Interview: Kueng Caputo
Swiss designers Sarah Kueng and Lovis Caputo have worked together since studying design at the HGKZ School of Art and Design in Zurich. Kueng Caputo produce thoughtful, responsive, designs. There is an emphasis also, says Kueng Caputo, on understatement and improvisation in their work. Here they explain the thinking behind their work for 2016/; an engaging porcelain design with an optical twist.
- What did you find especially interesting about Aritaware?
The tradition of making porcelain in Arita is such that the processes; making clay from porcelain stone, molding, firing, glazing and trading, are divided up and individual companies specialise in each separate aspect. Those divisions of labor are similar to the ones you might find in the car industry, although in Arita much of the manufacturing process involves hand production.

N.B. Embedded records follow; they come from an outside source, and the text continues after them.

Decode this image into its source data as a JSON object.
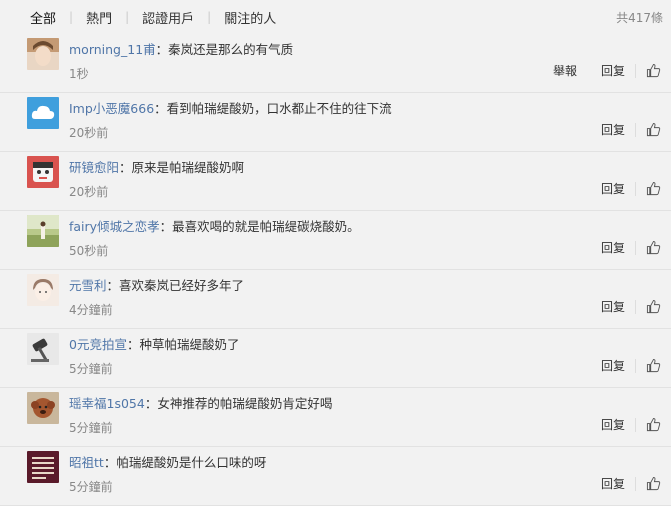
{
  "tabs": [
    {
      "label": "全部",
      "active": true
    },
    {
      "label": "熱門"
    },
    {
      "label": "認證用戶"
    },
    {
      "label": "關注的人"
    }
  ],
  "total": "共417條",
  "labels": {
    "report": "舉報",
    "reply": "回复"
  },
  "comments": [
    {
      "user": "morning_11甫",
      "text": "：秦岚还是那么的有气质",
      "time": "1秒",
      "report": true,
      "avatar": "woman-photo"
    },
    {
      "user": "Imp小恶魔666",
      "text": "：看到帕瑞缇酸奶，口水都止不住的往下流",
      "time": "20秒前",
      "avatar": "cloud-logo"
    },
    {
      "user": "研镜愈阳",
      "text": "：原来是帕瑞缇酸奶啊",
      "time": "20秒前",
      "avatar": "cartoon-face"
    },
    {
      "user": "fairy倾城之恋孝",
      "text": "：最喜欢喝的就是帕瑞缇碳烧酸奶。",
      "time": "50秒前",
      "avatar": "field-photo"
    },
    {
      "user": "元雪利",
      "text": "：喜欢秦岚已经好多年了",
      "time": "4分鐘前",
      "avatar": "girl-sketch"
    },
    {
      "user": "0元竞拍宣",
      "text": "：种草帕瑞缇酸奶了",
      "time": "5分鐘前",
      "avatar": "gavel-photo"
    },
    {
      "user": "瑶幸福1s054",
      "text": "：女神推荐的帕瑞缇酸奶肯定好喝",
      "time": "5分鐘前",
      "avatar": "dog-photo"
    },
    {
      "user": "昭祖tt",
      "text": "：帕瑞缇酸奶是什么口味的呀",
      "time": "5分鐘前",
      "avatar": "text-badge"
    }
  ]
}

- What were your main ambitions for this collection?
We worked with Mr. Yamaguchi of the Kinemon Toen pottery. He has a
strong commitment to colour, as do we, and so we chose to produce a collection that maximised the Kinemon Toen pottery’s ability at realising colours.

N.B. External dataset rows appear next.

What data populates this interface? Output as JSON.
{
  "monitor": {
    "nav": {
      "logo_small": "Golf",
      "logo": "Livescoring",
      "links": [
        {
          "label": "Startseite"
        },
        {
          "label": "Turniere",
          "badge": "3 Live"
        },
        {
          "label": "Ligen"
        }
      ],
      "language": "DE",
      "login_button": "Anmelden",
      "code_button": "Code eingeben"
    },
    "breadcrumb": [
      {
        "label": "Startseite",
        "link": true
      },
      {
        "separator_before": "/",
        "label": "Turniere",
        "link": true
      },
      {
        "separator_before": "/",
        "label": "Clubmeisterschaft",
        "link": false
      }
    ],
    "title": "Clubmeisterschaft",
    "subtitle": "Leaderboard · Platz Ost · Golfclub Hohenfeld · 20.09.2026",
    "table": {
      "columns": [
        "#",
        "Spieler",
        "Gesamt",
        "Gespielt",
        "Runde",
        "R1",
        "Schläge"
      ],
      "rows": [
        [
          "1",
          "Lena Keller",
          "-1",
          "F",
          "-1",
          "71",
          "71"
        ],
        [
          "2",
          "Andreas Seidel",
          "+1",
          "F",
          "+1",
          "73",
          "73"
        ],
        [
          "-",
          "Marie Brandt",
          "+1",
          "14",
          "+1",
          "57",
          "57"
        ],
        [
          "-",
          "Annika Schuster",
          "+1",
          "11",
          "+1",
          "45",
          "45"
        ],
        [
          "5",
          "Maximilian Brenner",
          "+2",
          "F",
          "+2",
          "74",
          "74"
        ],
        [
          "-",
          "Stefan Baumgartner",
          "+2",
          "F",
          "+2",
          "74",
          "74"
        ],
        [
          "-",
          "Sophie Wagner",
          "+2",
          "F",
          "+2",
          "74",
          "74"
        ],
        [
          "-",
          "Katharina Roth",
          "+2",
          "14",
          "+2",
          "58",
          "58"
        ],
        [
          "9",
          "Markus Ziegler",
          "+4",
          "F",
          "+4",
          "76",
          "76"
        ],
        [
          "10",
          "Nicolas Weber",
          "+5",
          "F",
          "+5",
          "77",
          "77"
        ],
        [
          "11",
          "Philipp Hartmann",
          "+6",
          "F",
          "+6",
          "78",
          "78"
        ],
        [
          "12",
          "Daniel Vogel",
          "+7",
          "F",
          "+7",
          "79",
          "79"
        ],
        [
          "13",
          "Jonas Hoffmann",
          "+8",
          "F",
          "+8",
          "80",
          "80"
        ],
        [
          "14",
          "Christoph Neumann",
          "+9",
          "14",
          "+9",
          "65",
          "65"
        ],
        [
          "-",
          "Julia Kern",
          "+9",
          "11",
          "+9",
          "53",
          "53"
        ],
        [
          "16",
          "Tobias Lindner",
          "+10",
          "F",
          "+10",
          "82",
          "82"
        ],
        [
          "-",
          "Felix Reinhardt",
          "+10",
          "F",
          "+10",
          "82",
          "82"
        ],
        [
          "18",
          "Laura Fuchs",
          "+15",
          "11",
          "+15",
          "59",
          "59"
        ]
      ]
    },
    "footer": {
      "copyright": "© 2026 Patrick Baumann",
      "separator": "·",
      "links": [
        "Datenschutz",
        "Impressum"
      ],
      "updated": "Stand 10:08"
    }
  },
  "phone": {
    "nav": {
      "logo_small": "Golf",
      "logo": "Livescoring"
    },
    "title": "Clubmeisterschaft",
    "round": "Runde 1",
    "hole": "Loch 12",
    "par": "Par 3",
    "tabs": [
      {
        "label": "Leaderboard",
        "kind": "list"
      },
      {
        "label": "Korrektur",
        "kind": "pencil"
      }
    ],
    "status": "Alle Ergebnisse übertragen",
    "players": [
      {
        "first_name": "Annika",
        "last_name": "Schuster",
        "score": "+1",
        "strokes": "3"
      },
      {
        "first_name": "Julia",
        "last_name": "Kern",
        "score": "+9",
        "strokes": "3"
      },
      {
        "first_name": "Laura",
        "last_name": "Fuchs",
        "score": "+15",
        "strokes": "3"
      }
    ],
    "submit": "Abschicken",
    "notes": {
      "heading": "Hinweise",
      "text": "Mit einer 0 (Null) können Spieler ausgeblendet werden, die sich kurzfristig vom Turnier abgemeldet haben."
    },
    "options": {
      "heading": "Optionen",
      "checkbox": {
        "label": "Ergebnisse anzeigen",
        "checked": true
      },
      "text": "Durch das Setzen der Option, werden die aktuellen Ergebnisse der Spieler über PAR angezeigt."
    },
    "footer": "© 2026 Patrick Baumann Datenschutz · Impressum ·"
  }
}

- You called your collection ‘As If ’. What does the name reference?
‘As If’ is a reflection on the visual illusion that was an aspect of our design: Kinemon Toen specialise in a sprayed glaze, we used this to create a shadow-like gradient across the surface of the porcelain tableware and accessories. The technique creates an illusion similar to when light hits an object and casts a shadow. It is a play with the depth of the object, a play of shadows and light. Glaze normally contains components of glass and is reflective but we developed a matte color glaze without these in order to achieve the final effect, we didn't want any light reflecting on the surface. It was difficult to produce as the glass components in a glaze usually add strength. But Kinemon Toen didn't give up and made a glaze that was entirely matte but also strong enough for use.
- What does Kinemon Toen pottery specialise in?
The Airbrush techniques of Mr. Yamaguchi! They are Godlike! Only Kinemon Toen could have made our design. Although we are not able to speak Japanese and Mr Yamaguchi does not speak English we succeeded in creating together this unusual technique. We also had great support from Yoriko, David and the 2016/ team who translated not only language, but also interpreted the design thinking approach and the traditional craft point of view between us both.
- Did you come across any obstacles in the design process?
The development of porcelain takes time. Prototypes need to go through the same process as a final object; they must be built, dried, fired, glazed and fired again. It can easily take one week. Also, we are based in Switzerland and so we could not visit the pottery often. Porcelain material sometimes needs improvisation on the spot and there were occasions where we missed being there.
- Can you sum up your experience of working with porcelain for the first time?
Every material has its own particular characteristics. It has been great to learn, in detail, about one material’s traditional way of production. It has been an irreplaceable experience. Everything we experienced in Arita helped us come to our final design.